Most of us went to a school where you sat in the classroom most of the day.
Every once in a while, you would get a break and they would show you a film and there might be a field trip now and then. But, most of the time you were tethered to your desk in a classroom that was likely crowded, and learning things that didn’t inspire or motivate you.
Now, schools are developing programs where there are no formal classes (they call them “projects”) that give their students skills they can use to build successful and productive careers.
This fall, the new Automotive Institute of Science and Technology (AIST) will open its doors in Colorado Springs, CO, in a temporary 30,000 sq. ft. facility with an unique approach to teaching. This six-year public charter high school will use the P-TECH model (Pathways in Technology Early College High School), which is designed to provide students the foundation they need to be successful in the automotive aftermarket industry when they graduate.
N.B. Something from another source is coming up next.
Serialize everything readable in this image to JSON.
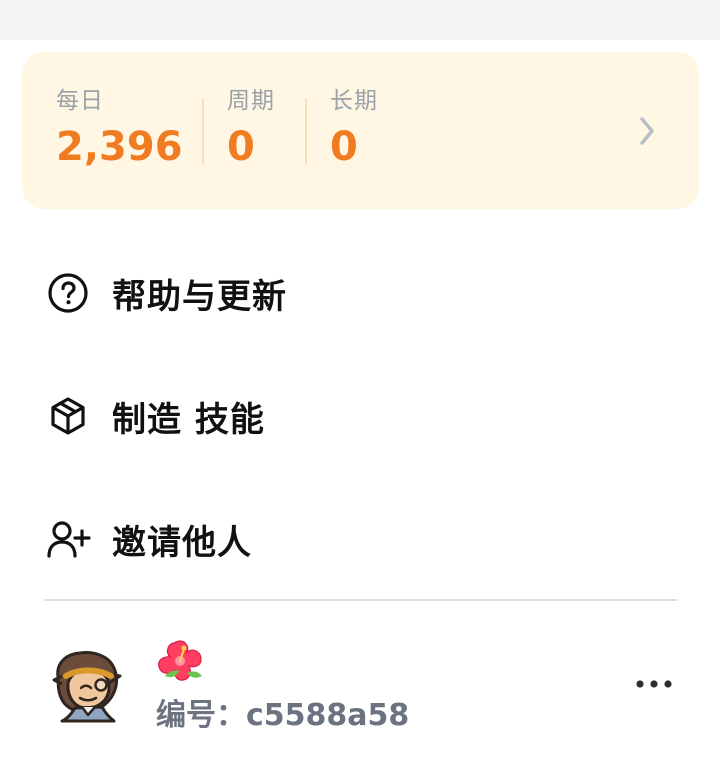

AIST is initially enrolling 100 students, but its ultimate goal is to have 500 students once they move into its permanent location in 2022.
Students at AIST can choose to pursue either a four or six-year program, starting their freshman year of high school through their second year of college—all publicly funded. At the end of their senior year, students may graduate or continue taking concurrent enrollment classes at AIST for two additional years. Students will have the opportunity to graduate with an associate degree or equivalent and participate in internships at no cost to the student.
The school is the brainchild of Anthony Williams, a former mechanic and auto tech instructor and its principal Deb Williams, Anthony’s wife. Together with an impressive board that includes names such as Senior Director of Customer Training at Advance Auto Parts Chris Chesney and well-known motorcycle and bicycle designer Mike Vidovich, they are ready to change the world one student at a time.